Week of Monday, February 19– February 25
Intercession – Man as Chaplain

So Moses returned to the Lord and said, “Alas, this people has sinned a great sin. They have made for themselves gods of gold. But now, if you will forgive their sin—but if not, please blot me out of your book that you have written.” - Exodus 32:31-32 ESV

I’ve told the story of how I was wounded with a mortar round in the aftermath of the Battle of the Black Sea (a.k.a. “Blackhawk Down”) in Mogadishu. However, when that mortar went off and hit me, I didn’t realize it, but Matt Rierson lay dead, Gary Harrell was severely wounded, and my doctor, Rob Marsh, was lying next to me, bleeding out. I tried to get up but had shrapnel in my leg, and it was still dark. So I called out, “Find Doc Marsh.” But I didn’t realize he was lying right next to me in a growing pool of blood. Shrapnel had severed his femoral artery. Medics came running over, put us on stretchers, and hurried us into a little medical tent set up by an Air Force reserve unit. They laid us side-by-side, and they were working feverishly to save Doc Marsh because he had lost a lot of blood. They hooked him up to monitors, everything was beeping, his blood pressure was dropping, and his heart rate was dropping. I looked over at him and realized he was fading fast, but they were working hard, trying to save him.

I reached over, grabbed his hand, and said, “Rob. Hold on, buddy. Hold on, hold on.  You’re gonna make it.” And then I began to pray and intercede for Rob: “God! I’m asking you in the name of Jesus, if you would just spare this one. Just spare this one God. There’s been enough loss. But would you please spare this man in Jesus’ name?” But Rob didn't move. He was flatlining.
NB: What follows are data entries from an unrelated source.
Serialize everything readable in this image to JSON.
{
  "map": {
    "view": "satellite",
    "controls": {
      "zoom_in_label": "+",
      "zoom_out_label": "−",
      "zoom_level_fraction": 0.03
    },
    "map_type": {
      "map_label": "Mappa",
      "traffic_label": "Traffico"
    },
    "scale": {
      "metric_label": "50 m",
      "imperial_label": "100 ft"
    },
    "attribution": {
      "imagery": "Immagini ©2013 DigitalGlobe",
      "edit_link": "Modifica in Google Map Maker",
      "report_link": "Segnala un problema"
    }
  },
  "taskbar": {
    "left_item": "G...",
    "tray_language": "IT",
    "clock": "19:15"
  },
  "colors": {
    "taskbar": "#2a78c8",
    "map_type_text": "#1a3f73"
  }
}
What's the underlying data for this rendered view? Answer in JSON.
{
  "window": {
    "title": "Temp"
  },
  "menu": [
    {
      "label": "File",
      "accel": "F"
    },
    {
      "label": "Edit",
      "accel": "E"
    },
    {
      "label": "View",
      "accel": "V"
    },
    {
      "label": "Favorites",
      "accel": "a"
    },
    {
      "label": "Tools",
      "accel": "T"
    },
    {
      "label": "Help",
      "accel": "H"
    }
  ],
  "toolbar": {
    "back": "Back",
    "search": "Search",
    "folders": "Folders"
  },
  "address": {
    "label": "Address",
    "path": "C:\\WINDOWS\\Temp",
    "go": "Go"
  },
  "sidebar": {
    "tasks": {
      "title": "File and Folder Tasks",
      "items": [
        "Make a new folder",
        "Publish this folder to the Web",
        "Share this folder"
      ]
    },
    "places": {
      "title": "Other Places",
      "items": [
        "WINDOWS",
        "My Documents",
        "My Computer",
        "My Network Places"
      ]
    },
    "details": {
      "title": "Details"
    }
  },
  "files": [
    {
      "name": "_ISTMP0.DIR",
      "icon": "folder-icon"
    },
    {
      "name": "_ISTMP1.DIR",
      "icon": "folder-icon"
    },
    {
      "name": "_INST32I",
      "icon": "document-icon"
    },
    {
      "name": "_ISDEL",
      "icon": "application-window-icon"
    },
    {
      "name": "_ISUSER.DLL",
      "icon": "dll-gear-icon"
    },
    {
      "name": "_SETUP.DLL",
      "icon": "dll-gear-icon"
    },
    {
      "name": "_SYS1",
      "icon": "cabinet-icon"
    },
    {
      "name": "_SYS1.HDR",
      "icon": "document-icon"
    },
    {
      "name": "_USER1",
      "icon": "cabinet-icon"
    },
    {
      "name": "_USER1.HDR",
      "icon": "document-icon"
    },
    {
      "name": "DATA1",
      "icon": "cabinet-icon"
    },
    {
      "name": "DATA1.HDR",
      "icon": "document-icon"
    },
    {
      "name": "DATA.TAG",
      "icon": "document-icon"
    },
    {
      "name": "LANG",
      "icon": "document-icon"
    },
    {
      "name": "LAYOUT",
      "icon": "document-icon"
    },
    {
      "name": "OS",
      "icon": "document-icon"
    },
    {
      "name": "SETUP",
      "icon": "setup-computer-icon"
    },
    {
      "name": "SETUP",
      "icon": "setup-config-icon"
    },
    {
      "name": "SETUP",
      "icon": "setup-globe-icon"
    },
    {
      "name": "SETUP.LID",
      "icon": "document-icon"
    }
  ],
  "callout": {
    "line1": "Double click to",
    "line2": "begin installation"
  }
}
And the nurse finally said, “Sir, he’s gone.” She patted me on the shoulder, said, “He’s gone.”  I said, “No. No! He’s not gone. God has the last say.” The blood pressure machine and the heart monitor said he was dead. So, the nurse patted me on the shoulder, said, “Let him go,” and reached down, took my hand, and tried to pull us apart. I said, “I’m not letting him go.” And I continued to pray: “God, would you spare this one?”

When I read Exodus 32-34, I can relate to Moses, who also cried out to God on behalf of his people in a desperate situation. In chapter 32, while Moses was up on the mountain receiving the commandments from God, the people demanded Aaron make them a “god” to worship. You remember the sad story of how they worshipped that golden calf. When Moses came down and saw what was happening, he was hot. Apparently, so was God because He threatened to wipe them out and start over with Moses. Yet Moses stood in the gap between Holy God and sinful Israel and interceded on their behalf. In fact, he even put his own life on the line, essentially saying, “Lord, please forgive their sin, and if not, take me out instead.” God graciously forgave them, but not without consequences.

In fact, in the next chapter, God told them they could still go to the promised land and that He would send His angel, but that He wouldn’t go with them personally (33:1-3). The people were devastated, so Moses interceded for them yet again in verses 12-13. God graciously consented to accompany them to the promised land. Moses added, “If your presence will not go with me, do not bring us up from here” (v. 15). God reaffirmed, “This very thing that you have spoken I will do, for you have found favor in my sight, and I know you by name” (v. 17). Yet Moses was not done. He interceded yet again for Israel in the very next chapter (34:9).

Moses models the role of Chaplain in that he interceded, he prayed with persistence before God for the people. He resolutely stood in the gap between them and God.  As men, we must do the same with our family and friends. But we can’t give up. My mother prayed for my father for 50 years. When he came to Christ, he was radical. I saw him go into eternity talking to God.

Sometimes, we pray and don’t think God is listening. He doesn’t seem to be moving. The situation looks hopeless. Kind of like when I prayed for Doc Marsh, and the nurse said, “Let him go, sir. He’s gone.” Sometimes that’s true. Yet there are times when we need to keep praying and trust that God will come through. He did for Moses and Israel. He did for Rob Marsh, who miraculously survived and was even awarded Virginia’s “Country Doctor of the Year” in 2014. So don’t stop interceding, keep praying, and never give up. 

- As you survey your relationships and the needs of each person close to you, who do you need to be praying for?

- How much time and focus do you devote to intercessory prayer for your wife, children, and grandchildren?
- Ask God to put a burden on your heart to bring those in your circle before Him and for the persistence to keep on praying.